Participants test their share trading skills through an ongoing annual simulated "ghost trading" programme. Each team is given an imaginary sum of R1 000 000 to invest in JSE-listed shares. Their performance is tracked and measured in a competition against other teams taking part in the Challenge. The top performers win fantastic prizes, such as trips to international stock markets. The Challenge has been creating interest in the dynamic environment of the stock market for more than 42 years. The entrance fee to participate in this initiative is R120 per team. A school may apply for the fee to be waivered if their scholars are unable to pay.

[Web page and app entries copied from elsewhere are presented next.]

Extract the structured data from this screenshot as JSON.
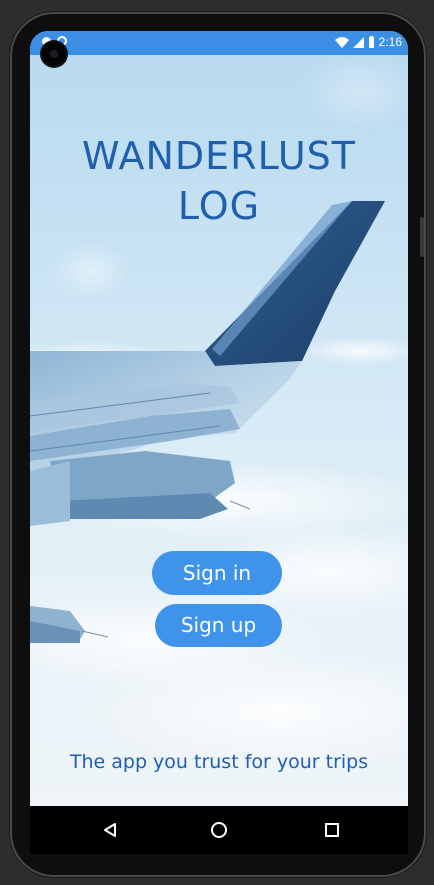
{
  "status_bar": {
    "time": "2:16",
    "icons": [
      "notification-icon",
      "sync-icon",
      "wifi-icon",
      "signal-icon",
      "battery-icon"
    ],
    "background": "#3d8fe6"
  },
  "app": {
    "title_line1": "WANDERLUST",
    "title_line2": "LOG",
    "tagline": "The app you trust for your trips",
    "title_color": "#1f5fb0"
  },
  "buttons": {
    "sign_in": "Sign in",
    "sign_up": "Sign up",
    "color": "#3f93e8"
  },
  "nav_bar": {
    "icons": [
      "back-icon",
      "home-icon",
      "recent-apps-icon"
    ]
  }
}
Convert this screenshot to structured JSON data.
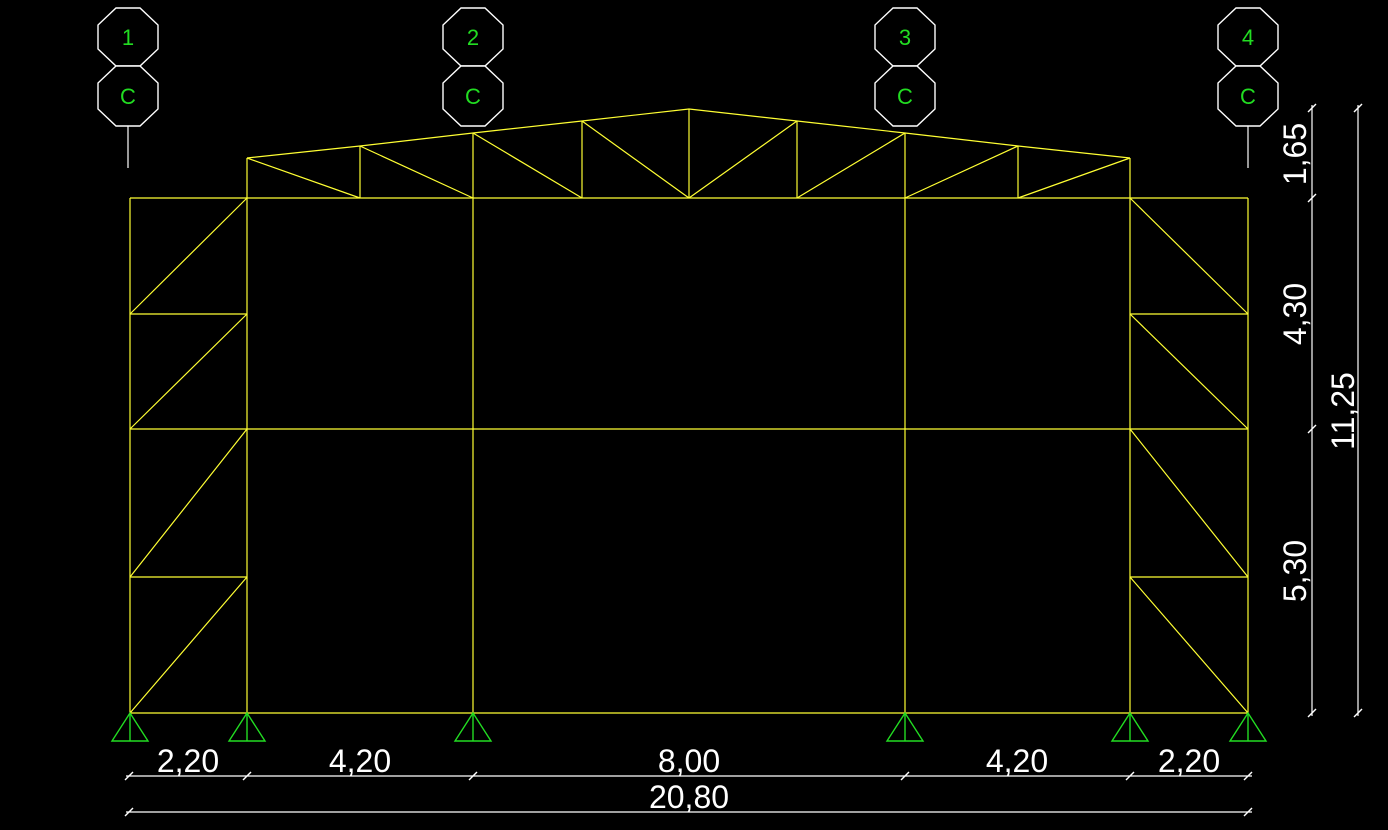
{
  "colors": {
    "background": "#000000",
    "members": "#ffff33",
    "dimensions": "#ffffff",
    "grid_labels": "#22dd22"
  },
  "grid": {
    "axes": [
      {
        "number": "1",
        "letter": "C"
      },
      {
        "number": "2",
        "letter": "C"
      },
      {
        "number": "3",
        "letter": "C"
      },
      {
        "number": "4",
        "letter": "C"
      }
    ]
  },
  "dimensions": {
    "spans": [
      "2,20",
      "4,20",
      "8,00",
      "4,20",
      "2,20"
    ],
    "total_width": "20,80",
    "heights": [
      "5,30",
      "4,30",
      "1,65"
    ],
    "total_height": "11,25"
  },
  "icons": {
    "support": "pin-support-icon",
    "grid_bubble": "octagon-grid-bubble-icon"
  }
}
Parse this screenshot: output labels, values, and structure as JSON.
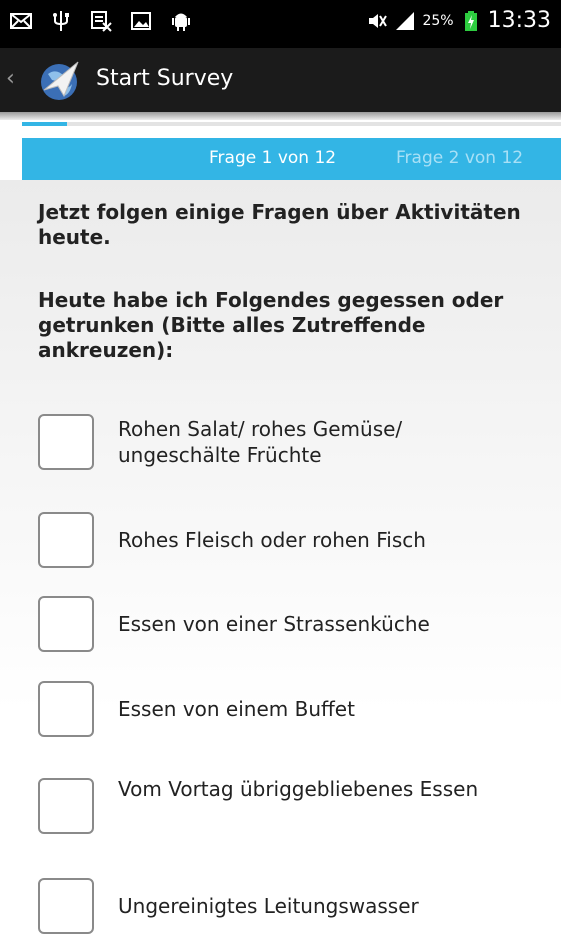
{
  "status_bar": {
    "battery_percent": "25%",
    "time": "13:33",
    "left_icons": [
      "mail-icon",
      "usb-icon",
      "sim-icon",
      "image-icon",
      "android-icon"
    ],
    "right_icons": [
      "mute-icon",
      "signal-icon",
      "battery-icon"
    ]
  },
  "action_bar": {
    "title": "Start Survey",
    "icons": [
      "back-chevron-icon",
      "app-logo-icon"
    ]
  },
  "progress": {
    "value_fraction": 0.083
  },
  "pager": {
    "current": "Frage 1 von 12",
    "next": "Frage 2 von 12"
  },
  "survey": {
    "intro": "Jetzt folgen einige Fragen über Aktivitäten heute.",
    "question": "Heute habe ich Folgendes gegessen oder getrunken (Bitte alles Zutreffende ankreuzen):",
    "options": [
      {
        "label": "Rohen Salat/ rohes Gemüse/ ungeschälte Früchte",
        "checked": false
      },
      {
        "label": "Rohes Fleisch oder rohen Fisch",
        "checked": false
      },
      {
        "label": "Essen von einer Strassenküche",
        "checked": false
      },
      {
        "label": "Essen von einem Buffet",
        "checked": false
      },
      {
        "label": "Vom Vortag übriggebliebenes Essen",
        "checked": false
      },
      {
        "label": "Ungereinigtes Leitungswasser",
        "checked": false
      }
    ]
  },
  "colors": {
    "accent": "#33b5e5",
    "status_bar": "#000000",
    "action_bar": "#1b1b1b"
  }
}
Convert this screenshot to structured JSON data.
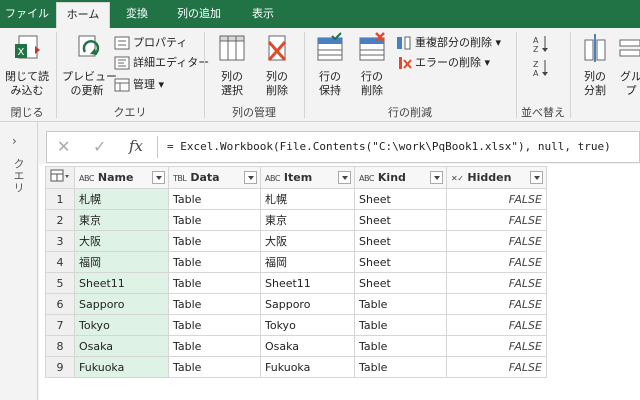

The JSE contacted the Rhodes University Community Engagement Office in 2017 and they extended an invite to Rhodes to participate in this initiative. Rhodes needed a member of staff to serve as the catalyst. The catalyst role was to find schools in the Grahamstown area to participate in this initiative. The catalyst would also advertise and then appoint Rhodes students as mentors. The catalyst would liaise between the mentors and the JSE representative who would come to our campus to train the mentors. Mentors visit the teams at the various schools twice per month and are paid R75 stipend per school visit. The mentors submit monthly reports to the catalyst who submits them to the JSE. The catalyst monitors the program and ensure that everything runs smoothly.
Leon Coopasamy, senior lecturer in the Department of Accounting, took on the position of “catalyst”. The JSE signed a memorandum of agreement with Rhodes and Leon contacted the principals at nine schools in Grahamstown to be a part of the game. During the 2017 year, the schools that participated were Mary Waters High School, Graeme College and Kingswood College.
During the 2018 year, we were able to also include Ntsika Secondary School and Nombulelo Secondary School together with the three schools from 2017. Mentors were chosen from the Rhodes student body and were trained by the JSE representative. The five chosen mentors comprise two Accounting 3 students and three Accounting 1 students. The mentors ensure that the schools trade at least once per month and have set up WhatsApp groups with the teams from each school.
The challenges faced by the mentors included not being able to conduct their sessions in computer laboratories with internet access. This has partly been overcome by the use of the mentor’s laptop, catalysts WIFI modem and departmental data projector.
We are hoping to add more schools on this initiative going forward.Source: Leon Coopasamy